“During my career, I have been in Kuwait during the oil well fires, monitoring air quality in 1991,” he explained. “Then I worked with the embassy a year later. I have been to Iraq in 2003 to 2004 in a military uniform and then 2006, in Afghanistan, helping to establish a dairy pasteurization plant. I have some personal investment in that part of the world, I would say, specifically in Afghanistan as my translator saved my life and I was able to assist in getting him and his family out and secure in England.”

Knott said being on the military base aids his effort to put a period to all his experiences in Afghanistan.

“Truly on a personal level, I want to help people who have the same goals in life that we all have,” he said. “There were 13,000 refugees at one point housed here.
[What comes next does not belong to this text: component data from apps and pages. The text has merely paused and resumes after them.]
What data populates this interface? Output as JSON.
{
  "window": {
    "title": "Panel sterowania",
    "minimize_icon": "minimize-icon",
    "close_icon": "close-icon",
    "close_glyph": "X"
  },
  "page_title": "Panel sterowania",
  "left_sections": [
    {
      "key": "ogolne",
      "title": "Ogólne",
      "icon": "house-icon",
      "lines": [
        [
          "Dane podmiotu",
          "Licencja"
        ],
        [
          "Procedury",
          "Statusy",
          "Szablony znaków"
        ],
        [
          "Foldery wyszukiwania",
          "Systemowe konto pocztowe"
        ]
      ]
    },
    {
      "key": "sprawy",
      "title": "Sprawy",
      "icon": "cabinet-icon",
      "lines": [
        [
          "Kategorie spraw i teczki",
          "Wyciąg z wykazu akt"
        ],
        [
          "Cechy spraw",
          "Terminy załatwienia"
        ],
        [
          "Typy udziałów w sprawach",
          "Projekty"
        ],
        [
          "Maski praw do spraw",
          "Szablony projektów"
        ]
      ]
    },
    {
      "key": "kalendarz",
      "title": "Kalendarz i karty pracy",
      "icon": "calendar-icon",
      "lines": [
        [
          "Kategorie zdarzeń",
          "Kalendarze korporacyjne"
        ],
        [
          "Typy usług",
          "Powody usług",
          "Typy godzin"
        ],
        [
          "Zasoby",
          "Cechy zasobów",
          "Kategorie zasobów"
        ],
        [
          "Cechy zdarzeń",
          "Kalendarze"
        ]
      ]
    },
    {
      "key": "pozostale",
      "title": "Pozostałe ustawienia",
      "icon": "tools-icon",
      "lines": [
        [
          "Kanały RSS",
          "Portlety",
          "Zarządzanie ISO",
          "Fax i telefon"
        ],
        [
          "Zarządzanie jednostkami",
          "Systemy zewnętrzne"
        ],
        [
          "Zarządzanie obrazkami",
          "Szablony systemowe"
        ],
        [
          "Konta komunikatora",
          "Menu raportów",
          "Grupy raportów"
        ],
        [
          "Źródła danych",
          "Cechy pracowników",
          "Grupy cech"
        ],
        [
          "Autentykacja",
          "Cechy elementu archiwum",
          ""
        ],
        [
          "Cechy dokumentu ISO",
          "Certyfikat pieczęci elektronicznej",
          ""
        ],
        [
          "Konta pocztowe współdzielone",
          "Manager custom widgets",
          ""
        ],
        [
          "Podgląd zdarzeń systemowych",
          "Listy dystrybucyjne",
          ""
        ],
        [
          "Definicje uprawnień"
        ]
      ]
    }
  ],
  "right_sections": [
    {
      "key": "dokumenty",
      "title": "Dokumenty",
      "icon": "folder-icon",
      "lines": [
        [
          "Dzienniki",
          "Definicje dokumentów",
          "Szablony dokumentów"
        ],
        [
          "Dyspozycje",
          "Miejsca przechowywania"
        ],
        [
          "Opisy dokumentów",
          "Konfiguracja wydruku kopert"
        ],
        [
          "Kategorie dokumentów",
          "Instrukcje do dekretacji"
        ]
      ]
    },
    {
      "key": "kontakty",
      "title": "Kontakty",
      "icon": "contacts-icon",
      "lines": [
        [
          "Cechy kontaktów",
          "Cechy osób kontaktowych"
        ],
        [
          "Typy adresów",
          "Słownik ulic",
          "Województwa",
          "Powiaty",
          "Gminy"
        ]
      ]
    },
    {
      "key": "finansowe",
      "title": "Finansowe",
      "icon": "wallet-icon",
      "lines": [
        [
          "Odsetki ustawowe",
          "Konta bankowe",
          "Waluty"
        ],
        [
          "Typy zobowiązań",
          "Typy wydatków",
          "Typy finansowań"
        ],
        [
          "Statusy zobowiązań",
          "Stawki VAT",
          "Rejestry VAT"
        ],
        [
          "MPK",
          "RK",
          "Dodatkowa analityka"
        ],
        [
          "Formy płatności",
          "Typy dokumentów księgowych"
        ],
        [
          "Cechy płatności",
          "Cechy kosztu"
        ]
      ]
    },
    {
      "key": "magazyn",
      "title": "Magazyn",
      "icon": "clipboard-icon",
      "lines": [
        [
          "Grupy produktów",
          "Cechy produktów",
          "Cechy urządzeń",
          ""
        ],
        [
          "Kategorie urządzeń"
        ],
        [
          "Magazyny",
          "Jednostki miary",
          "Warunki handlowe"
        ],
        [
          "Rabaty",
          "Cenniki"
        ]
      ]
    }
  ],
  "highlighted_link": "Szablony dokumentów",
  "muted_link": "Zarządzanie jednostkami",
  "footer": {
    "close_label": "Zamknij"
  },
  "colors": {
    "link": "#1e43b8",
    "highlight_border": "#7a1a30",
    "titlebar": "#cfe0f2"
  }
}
Eventually, I expect 200 people per day will be helped come Dec. 1.”

As the news depicted refugees fleeing during America’s pullout from the war-ravaged country, many left with basically the clothes on their backs. Knott said.

“They have absolutely nothing,” he said. “We are giving out clothing, winter clothing and traditional clothing, as some are not ready to transition to western clothing. This complex and the help organizations are trying to establish a comfort level for them including places to worship and language schools for adults and children.”

Knott’s role has been to help sort and aid in clothing searches.

“I have been a strike team leader, receiving bagged items to fill the needs for clothing, toddler’s clothing, winter clothing and shoes,” he said. “I know where the items are located in our ‘store.’ There are also places for hygiene items, too.:

Team Rubicon, Knott said, has processed 957,000 individual items.

“It’s nonstop. Team Rubicon is a smaller group, but many are former military and understand how to be responsive to situations like this,” he said.